Those of us who served in the United States Army occasionally encountered people of dubious character, never quite sure what drove them, but most certain about what lay at their center. It was a large narcissistic, ultimately destructive ego that often led to their spectacular failure (a phrase I stole from a trusted friend). It was a self-centered approach that took advantage of cultural shifts to promote themselves and their like-thinking cronies.

Too often their approach to leading was at the expense of honorable men and women who did not stand to influence their careers one way or another – or so they thought at the time. At some point in their lives, demonstrated competence gained them promotions. At least, we like to believe that is what advanced them. At some other point, they lost focus of who they were and what they represented. Then their character flaws failed them, but not before the lives and careers of many others were harmed along the way.

In recent decades, there has been insidiousness at work that is destructive to the honor and integrity of our force. It has multiple heads, but a single focus. That focus, at least to this old retired Soldier, is the transformation of the world’s greatest fighting force into the world’s greatest social engineering laboratory. Added to that are the in-service politics driving selections for important assignments. Unscrupulous character deficient leaders are always standing by to benefit from social experiments and crony politics.

Understand one thing clearly. If our military is to remain the great force that it is, people who enter it and who are now serving must conform to the standards of the force. The force cannot continually reshape its culture and standards to accommodate individuals, groups and most frighteningly incompetence.

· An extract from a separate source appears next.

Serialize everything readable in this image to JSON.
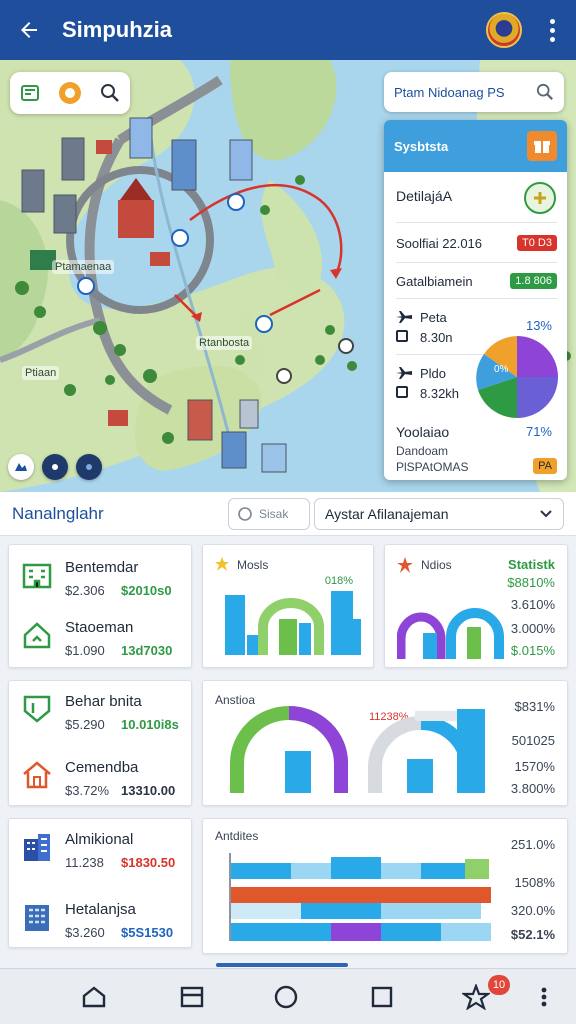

Writing this, I fully expect the sharp knives to come out. But, I do not care. I have had those stuck into me before, often from the same characters who at the time were smiling to my face and shaking my hand. When I was serving, I always said what I thought. Now I stand at a point in life, where it matters even less to me what people think or say about me. What is important is to speak out about what I see happening to the great institution that gave a wayward teenager a good home for most of his life. I pray that others in and out of the service will do the same. If we do not, we fail the many young Americans who dutifully and trustingly enter the United States Armed Forces.

In my book, The Three Meter Zone, in the chapter titled Build the Foundation, I wrote about Trust and Confidence. I recounted a story written in third person because I had no desire at the time to publicly embarrass the leader who owned this piece of my personal history. He was having enough issues at the time and the lesson from the story was more important than its characters. Leaders must have and keep the trust and confidence of the led.

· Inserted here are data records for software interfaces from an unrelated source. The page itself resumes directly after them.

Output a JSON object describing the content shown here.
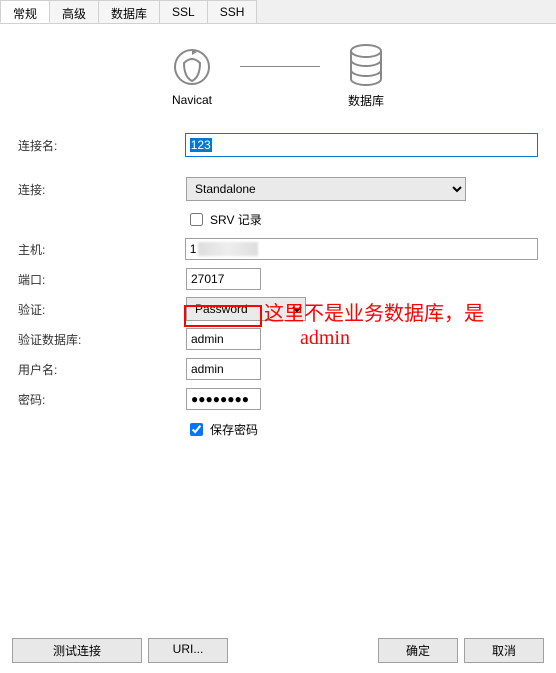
{
  "tabs": {
    "general": "常规",
    "advanced": "高级",
    "databases": "数据库",
    "ssl": "SSL",
    "ssh": "SSH"
  },
  "diagram": {
    "left_label": "Navicat",
    "right_label": "数据库"
  },
  "labels": {
    "conn_name": "连接名:",
    "connection": "连接:",
    "srv": "SRV 记录",
    "host": "主机:",
    "port": "端口:",
    "auth": "验证:",
    "auth_db": "验证数据库:",
    "username": "用户名:",
    "password": "密码:",
    "save_pw": "保存密码"
  },
  "values": {
    "conn_name": "123",
    "connection": "Standalone",
    "host_visible": "1",
    "port": "27017",
    "auth": "Password",
    "auth_db": "admin",
    "username": "admin",
    "password_mask": "●●●●●●●●",
    "srv_checked": false,
    "save_pw_checked": true
  },
  "footer": {
    "test": "测试连接",
    "uri": "URI...",
    "ok": "确定",
    "cancel": "取消"
  },
  "annotation": {
    "line1": "这里不是业务数据库，是",
    "line2": "admin"
  }
}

It was not until I arrived at my new assignment at Fort Myer, Virginia that I learned the back story. My first assignment there was as the Command Sergeant Major (CSM) for what was dubbed “Headquarters Command Battalion.” Yes, it was as insignificant of an assignment as it sounded and rather disappointing to say the least. The man I replaced was headed for an assignment in Germany. One highly sought after by CSMs from the personnel field. It was not the assignment promised me in my trust and confidence story, but another. His experience level was much less than what one would expect for the assignment he was given, but he was well-connected to the Office of Sergeant Major of the Army (SMA). His selection angered senior and experienced CSMs from his field. Too make an already too long story short, after his assignment it became time for selection of a new SMA. The man selected to be the new SMA was the man who broke his handshake personal commitment to me for reasons he proclaimed “he was not at liberty to discuss.” What did the personnel CSM do? He decided that he did not want to be a CSM after all. He gave up the sought after wreath on his rank insignia and with it the privilege of leading soldiers to do what? Return to the office of the SMA and work for the newly selected one. I do not have to give any more detail about this SMA. You will recall that he flamed out rather spectacularly. Following his court martial on sexual harassment charges he was discharged forever to be remembered for the last thing.

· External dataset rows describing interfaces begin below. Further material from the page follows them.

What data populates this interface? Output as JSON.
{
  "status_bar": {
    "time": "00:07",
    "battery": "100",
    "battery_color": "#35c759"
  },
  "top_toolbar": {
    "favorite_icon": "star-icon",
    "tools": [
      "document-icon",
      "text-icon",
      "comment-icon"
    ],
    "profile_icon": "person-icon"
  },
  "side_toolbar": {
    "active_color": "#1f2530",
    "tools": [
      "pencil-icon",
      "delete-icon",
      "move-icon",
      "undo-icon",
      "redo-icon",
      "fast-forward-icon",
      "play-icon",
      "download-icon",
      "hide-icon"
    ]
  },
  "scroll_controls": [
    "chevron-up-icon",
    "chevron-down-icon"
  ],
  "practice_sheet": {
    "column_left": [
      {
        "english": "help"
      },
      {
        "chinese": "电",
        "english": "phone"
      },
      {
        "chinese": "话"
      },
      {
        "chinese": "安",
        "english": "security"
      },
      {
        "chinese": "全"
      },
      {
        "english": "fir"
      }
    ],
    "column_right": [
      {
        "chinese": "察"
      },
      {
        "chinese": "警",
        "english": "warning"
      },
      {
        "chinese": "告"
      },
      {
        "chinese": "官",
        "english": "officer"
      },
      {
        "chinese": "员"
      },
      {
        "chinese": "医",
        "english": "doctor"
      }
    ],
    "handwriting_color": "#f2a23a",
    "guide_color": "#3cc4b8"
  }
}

There are some very important assignments for NCOs in our Army. They should always be filled based on merit with men and women of demonstrated competence and high character. One of the most important is the Commandant of the Army’s Drill Sergeant School. The person responsible for being the example to and training the trainers that teach young Americans how to be Soldiers. On September, 21, 2009, the New York Times ran a long complimentary article hailing the selection of CSM Teresa King, the first woman, as the school’s new commandant. Not long ago, the Army Times reported that she was suspended from her duties.

“If we outline the allegations, people will jump to conclusions that she is guilty of those allegations,” said Col. Chris Kubik, a TRADOC spokesman. “We don’t want any sort of prejudgment. There may not be any substantiation to it, so we don’t want to mar Sgt. Maj. King’s good name — she does have a distinguished record and we don’t want anybody prejudging her.” –Army News Service

It is quite interesting that none of the reporting news services will “outline the allegations” that caused CSM King’s suspension. I hope they understand that bad news does not get better with age nor does it just go away in today’s connected world. If true, the allegations are disheartening. Unchallenged rumors are of bogus college degrees in her records, a sexual relationship with an enlisted Soldier junior to her and a drinking problem. If they are true, it is another spectacular failure of Army leadership. For the sake of our Army, let us hope that CSM King is not remembered for this last thing.

The Army must take a hard look at itself. It cannot continue to select and place people of questionable character into important leadership positions. In the name of political correctness and social engineering, are we failing America’s Soldiers and ultimately America herself?

©2012